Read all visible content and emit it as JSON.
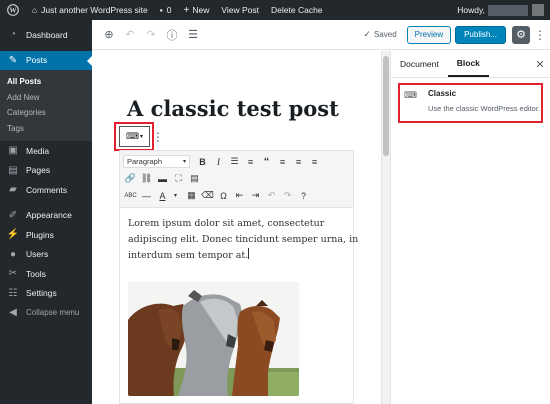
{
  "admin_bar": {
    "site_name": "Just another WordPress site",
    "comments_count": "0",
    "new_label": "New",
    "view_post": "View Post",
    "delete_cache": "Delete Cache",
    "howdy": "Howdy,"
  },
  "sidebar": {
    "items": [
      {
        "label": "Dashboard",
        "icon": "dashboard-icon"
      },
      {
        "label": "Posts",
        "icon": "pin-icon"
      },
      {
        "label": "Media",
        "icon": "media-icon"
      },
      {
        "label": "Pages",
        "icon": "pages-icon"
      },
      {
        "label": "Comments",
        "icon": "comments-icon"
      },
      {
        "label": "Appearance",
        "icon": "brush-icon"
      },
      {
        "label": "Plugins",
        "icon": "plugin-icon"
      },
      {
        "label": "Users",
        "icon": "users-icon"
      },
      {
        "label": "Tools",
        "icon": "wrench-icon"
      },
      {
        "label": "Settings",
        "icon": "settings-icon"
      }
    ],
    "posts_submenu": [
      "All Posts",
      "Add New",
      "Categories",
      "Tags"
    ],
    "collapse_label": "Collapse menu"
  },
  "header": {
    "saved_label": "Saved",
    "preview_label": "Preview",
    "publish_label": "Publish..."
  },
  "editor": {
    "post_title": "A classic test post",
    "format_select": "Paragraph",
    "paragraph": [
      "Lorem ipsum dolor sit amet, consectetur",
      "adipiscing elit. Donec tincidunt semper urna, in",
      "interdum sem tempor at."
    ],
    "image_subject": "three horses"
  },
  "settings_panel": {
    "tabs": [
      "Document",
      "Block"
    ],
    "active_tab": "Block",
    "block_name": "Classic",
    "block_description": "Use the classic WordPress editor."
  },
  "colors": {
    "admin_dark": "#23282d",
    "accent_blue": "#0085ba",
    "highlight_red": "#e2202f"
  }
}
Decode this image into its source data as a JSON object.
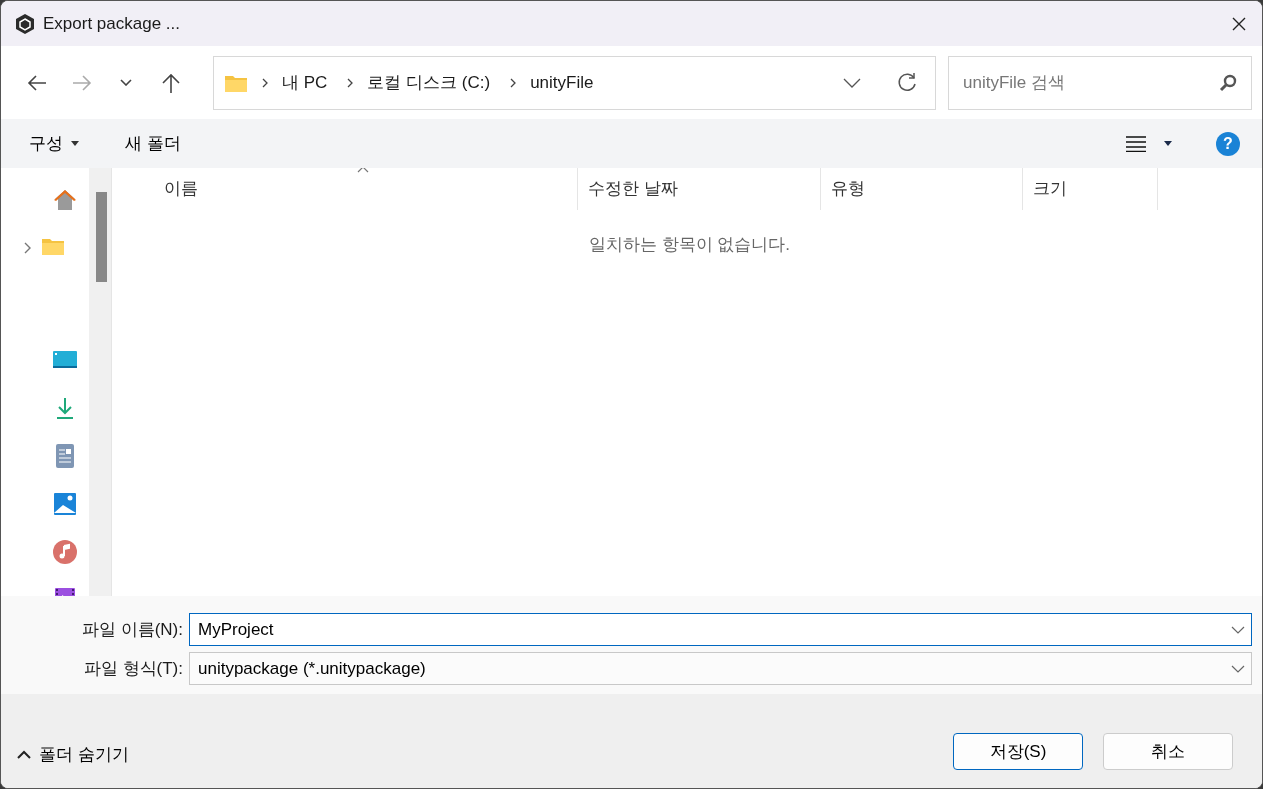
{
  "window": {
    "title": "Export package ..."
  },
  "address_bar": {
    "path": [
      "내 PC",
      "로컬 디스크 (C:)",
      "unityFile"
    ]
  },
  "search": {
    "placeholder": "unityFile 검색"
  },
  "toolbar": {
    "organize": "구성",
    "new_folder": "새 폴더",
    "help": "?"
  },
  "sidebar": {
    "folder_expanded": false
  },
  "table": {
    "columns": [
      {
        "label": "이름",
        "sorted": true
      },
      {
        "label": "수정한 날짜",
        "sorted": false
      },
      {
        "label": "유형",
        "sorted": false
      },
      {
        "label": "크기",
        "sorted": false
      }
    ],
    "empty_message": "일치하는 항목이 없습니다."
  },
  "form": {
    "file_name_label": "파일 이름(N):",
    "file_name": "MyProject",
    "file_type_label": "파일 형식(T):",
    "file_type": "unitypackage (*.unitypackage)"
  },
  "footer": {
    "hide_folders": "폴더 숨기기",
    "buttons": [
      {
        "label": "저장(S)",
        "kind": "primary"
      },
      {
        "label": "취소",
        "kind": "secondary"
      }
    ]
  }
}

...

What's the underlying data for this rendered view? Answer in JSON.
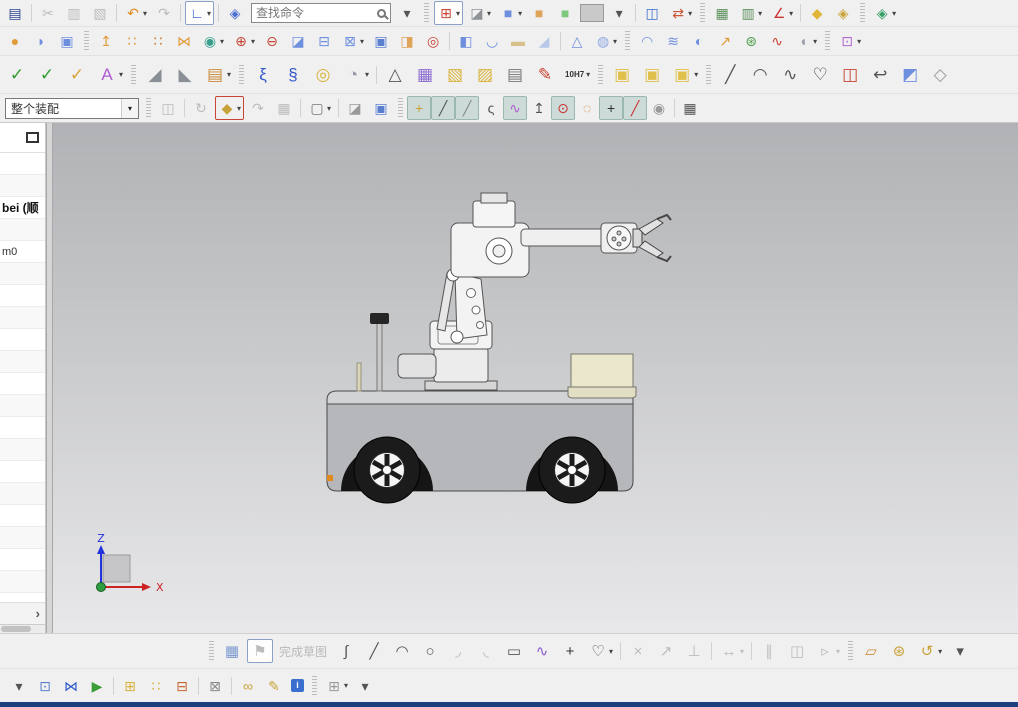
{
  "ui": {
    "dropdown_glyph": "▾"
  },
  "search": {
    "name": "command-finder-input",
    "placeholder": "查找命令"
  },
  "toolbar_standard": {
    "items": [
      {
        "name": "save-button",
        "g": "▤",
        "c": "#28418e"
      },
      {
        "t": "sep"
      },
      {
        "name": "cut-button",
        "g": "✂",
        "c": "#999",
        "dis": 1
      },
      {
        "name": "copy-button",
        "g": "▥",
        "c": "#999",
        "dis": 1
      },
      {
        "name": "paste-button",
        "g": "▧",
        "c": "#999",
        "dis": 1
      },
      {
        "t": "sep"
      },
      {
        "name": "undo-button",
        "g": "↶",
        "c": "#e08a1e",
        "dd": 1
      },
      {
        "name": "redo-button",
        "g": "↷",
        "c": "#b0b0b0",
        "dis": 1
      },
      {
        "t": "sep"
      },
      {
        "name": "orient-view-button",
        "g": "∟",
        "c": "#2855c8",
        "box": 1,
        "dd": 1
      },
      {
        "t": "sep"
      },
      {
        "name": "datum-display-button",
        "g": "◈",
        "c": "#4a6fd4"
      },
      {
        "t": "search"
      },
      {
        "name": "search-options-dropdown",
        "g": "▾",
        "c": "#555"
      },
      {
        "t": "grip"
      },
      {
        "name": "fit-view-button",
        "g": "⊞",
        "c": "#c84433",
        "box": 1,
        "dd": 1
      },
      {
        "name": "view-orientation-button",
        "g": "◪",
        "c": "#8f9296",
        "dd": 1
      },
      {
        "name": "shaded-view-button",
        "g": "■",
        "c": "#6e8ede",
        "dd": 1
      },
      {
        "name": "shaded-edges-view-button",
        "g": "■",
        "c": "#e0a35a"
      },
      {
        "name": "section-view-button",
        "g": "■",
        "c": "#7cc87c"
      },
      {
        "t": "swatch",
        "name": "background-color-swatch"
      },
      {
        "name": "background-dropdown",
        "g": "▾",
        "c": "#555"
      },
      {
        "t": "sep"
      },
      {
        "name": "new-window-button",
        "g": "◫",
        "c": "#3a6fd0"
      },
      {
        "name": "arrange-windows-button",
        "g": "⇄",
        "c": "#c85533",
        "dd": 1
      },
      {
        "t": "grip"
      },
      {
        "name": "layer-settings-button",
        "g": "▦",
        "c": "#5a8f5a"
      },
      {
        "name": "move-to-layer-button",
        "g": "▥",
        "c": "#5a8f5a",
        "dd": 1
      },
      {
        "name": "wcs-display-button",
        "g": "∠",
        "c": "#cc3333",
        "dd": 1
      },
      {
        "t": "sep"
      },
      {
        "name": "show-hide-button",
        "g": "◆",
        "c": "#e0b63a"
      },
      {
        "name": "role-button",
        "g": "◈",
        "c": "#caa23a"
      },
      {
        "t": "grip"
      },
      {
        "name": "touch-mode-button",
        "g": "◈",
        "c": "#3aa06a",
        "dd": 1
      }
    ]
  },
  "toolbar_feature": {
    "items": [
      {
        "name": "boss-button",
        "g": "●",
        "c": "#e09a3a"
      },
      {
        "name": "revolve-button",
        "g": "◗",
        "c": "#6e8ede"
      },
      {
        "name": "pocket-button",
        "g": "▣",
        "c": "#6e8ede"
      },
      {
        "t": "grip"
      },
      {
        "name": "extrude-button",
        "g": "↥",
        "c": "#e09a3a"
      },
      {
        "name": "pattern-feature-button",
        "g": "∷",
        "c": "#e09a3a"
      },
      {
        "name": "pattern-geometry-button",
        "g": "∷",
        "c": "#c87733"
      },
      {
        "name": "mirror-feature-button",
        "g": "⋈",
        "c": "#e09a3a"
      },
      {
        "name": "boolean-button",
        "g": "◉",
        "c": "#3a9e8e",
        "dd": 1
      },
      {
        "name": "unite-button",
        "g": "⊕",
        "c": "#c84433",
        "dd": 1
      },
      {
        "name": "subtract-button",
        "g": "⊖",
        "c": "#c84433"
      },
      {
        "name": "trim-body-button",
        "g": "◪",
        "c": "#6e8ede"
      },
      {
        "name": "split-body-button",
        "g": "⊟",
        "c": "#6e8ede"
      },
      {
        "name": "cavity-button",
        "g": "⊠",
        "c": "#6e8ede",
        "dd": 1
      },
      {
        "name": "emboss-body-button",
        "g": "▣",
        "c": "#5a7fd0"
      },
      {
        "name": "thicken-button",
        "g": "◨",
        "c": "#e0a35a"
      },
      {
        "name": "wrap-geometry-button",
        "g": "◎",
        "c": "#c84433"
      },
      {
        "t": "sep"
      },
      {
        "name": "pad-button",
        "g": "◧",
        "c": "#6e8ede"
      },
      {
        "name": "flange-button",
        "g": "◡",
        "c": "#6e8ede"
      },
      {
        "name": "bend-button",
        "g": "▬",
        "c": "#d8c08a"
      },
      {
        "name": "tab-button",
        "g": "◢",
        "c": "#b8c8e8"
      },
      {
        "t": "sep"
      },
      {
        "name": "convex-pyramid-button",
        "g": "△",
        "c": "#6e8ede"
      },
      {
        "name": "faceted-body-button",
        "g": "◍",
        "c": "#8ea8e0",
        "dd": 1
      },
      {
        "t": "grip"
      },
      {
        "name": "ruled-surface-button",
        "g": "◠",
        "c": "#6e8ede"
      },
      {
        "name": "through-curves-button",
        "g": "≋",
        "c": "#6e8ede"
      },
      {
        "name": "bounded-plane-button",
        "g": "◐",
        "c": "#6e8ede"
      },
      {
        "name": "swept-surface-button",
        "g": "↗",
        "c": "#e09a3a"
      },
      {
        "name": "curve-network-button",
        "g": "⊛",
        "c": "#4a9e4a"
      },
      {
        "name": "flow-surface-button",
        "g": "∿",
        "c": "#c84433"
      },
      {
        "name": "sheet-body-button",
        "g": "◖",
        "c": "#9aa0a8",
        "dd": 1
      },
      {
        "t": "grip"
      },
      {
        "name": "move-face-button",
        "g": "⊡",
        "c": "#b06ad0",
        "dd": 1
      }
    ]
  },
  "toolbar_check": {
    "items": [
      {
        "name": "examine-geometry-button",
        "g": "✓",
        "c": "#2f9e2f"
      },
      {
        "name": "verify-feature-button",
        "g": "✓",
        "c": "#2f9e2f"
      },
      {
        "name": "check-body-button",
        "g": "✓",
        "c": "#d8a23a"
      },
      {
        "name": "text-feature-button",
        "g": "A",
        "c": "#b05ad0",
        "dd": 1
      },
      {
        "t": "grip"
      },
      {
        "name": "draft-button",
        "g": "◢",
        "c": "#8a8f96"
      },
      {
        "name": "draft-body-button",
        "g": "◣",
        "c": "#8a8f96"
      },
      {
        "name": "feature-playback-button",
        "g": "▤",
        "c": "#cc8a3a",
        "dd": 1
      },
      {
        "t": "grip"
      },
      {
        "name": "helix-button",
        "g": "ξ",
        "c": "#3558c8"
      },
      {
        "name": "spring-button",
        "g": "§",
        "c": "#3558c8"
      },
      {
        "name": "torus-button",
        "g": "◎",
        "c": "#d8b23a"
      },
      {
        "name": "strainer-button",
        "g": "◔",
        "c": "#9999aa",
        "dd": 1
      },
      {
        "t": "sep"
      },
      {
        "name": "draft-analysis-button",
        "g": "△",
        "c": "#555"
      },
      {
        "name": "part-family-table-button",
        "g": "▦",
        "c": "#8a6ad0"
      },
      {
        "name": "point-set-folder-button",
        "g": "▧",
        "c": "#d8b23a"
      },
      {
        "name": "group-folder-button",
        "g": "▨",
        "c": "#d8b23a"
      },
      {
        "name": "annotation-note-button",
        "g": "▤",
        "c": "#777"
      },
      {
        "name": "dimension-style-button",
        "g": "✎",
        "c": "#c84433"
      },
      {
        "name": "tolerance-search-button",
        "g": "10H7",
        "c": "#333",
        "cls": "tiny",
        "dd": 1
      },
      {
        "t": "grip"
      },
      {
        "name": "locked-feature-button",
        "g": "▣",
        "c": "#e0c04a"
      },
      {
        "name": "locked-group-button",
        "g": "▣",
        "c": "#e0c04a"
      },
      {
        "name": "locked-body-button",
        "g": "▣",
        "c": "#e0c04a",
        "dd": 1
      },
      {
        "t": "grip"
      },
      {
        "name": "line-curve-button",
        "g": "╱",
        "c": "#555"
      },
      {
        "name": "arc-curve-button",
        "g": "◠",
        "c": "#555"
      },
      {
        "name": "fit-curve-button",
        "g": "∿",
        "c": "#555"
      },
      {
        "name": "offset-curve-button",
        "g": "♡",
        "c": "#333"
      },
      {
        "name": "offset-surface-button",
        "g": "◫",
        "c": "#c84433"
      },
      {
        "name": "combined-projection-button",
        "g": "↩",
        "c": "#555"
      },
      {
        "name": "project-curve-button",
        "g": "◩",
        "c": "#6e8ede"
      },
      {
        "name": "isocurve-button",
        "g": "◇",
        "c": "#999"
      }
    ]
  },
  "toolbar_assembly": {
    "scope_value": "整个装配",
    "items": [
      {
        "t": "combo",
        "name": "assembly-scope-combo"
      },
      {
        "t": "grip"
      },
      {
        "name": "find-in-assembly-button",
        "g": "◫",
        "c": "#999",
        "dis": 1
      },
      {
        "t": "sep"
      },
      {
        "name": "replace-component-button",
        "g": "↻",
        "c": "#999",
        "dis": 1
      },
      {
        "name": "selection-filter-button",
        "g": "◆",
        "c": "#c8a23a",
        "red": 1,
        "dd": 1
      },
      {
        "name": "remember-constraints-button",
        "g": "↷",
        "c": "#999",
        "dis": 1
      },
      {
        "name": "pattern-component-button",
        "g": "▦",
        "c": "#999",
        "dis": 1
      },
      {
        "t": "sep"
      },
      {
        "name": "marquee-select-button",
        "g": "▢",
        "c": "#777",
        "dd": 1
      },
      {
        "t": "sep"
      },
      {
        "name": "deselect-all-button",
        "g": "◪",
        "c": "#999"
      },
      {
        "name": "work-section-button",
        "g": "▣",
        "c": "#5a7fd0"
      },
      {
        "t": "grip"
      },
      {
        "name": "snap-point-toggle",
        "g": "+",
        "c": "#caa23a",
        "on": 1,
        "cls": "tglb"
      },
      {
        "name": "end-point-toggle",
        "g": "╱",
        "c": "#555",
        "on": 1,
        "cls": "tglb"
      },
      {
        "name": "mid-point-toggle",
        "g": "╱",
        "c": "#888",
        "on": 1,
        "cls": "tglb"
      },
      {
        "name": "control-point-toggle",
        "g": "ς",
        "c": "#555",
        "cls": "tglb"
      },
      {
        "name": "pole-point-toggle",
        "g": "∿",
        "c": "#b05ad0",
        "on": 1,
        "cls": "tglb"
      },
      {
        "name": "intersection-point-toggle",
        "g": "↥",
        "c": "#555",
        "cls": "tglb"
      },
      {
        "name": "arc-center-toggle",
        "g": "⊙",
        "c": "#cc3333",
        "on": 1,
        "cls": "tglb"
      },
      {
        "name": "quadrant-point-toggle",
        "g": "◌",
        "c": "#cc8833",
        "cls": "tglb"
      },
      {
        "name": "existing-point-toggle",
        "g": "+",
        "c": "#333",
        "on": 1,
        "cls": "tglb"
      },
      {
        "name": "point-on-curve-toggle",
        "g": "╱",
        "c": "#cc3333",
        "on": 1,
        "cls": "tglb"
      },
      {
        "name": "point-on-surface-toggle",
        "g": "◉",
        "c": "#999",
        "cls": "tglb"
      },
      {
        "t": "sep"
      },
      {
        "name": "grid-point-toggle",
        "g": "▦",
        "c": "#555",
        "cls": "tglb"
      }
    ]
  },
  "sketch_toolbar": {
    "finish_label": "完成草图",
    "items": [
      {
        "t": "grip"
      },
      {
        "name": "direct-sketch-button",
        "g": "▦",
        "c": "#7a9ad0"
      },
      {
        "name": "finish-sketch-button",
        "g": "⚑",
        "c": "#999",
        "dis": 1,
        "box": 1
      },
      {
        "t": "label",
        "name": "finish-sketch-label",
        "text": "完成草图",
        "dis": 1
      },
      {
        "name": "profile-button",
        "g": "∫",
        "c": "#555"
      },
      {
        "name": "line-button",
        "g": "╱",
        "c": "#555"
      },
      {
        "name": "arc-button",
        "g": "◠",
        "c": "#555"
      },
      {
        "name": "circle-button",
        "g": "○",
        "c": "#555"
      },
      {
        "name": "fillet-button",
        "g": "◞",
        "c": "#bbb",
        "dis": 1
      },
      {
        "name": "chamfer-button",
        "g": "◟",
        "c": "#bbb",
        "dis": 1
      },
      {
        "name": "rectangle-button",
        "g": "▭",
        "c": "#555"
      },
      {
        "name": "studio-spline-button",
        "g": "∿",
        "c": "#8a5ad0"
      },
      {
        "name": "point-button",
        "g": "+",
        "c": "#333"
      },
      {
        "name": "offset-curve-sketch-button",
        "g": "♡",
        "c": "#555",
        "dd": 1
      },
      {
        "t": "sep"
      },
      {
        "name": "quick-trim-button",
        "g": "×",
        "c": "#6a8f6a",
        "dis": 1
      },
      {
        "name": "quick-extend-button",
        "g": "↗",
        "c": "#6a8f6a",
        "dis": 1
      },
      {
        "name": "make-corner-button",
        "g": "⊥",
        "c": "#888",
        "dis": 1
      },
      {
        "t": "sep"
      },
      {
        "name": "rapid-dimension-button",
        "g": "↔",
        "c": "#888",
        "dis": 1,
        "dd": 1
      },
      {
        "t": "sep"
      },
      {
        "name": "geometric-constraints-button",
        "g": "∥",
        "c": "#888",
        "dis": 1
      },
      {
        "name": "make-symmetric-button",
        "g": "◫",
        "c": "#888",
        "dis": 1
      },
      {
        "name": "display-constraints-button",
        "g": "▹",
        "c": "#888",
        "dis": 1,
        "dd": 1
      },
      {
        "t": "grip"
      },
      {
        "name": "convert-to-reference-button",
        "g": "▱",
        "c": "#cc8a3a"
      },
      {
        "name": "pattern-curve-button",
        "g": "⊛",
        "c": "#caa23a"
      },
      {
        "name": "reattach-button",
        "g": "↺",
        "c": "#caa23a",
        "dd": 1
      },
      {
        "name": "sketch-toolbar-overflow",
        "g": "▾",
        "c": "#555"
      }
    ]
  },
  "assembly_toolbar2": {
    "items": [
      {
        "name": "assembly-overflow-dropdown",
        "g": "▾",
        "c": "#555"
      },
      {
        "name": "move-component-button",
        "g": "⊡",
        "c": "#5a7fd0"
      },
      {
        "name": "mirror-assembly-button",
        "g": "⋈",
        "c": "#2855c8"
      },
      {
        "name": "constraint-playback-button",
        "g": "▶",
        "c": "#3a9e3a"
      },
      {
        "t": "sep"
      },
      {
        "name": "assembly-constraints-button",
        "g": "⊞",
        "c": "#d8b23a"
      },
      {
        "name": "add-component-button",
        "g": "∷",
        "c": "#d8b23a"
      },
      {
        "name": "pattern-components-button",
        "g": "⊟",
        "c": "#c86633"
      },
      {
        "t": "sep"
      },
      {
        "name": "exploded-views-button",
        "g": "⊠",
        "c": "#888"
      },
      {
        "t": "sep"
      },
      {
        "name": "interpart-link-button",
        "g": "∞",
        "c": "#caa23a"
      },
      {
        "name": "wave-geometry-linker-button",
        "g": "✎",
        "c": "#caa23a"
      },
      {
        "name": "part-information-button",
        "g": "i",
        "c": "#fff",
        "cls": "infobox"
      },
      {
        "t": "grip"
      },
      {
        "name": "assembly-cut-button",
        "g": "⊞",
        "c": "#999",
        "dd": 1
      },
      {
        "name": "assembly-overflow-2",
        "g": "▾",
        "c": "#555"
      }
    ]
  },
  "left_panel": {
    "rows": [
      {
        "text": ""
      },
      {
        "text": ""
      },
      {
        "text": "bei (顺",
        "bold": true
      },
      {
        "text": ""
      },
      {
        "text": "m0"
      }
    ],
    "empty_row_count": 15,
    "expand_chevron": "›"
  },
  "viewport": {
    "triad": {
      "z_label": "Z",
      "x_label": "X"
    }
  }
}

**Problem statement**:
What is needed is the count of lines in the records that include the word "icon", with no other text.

**Answer section**:
10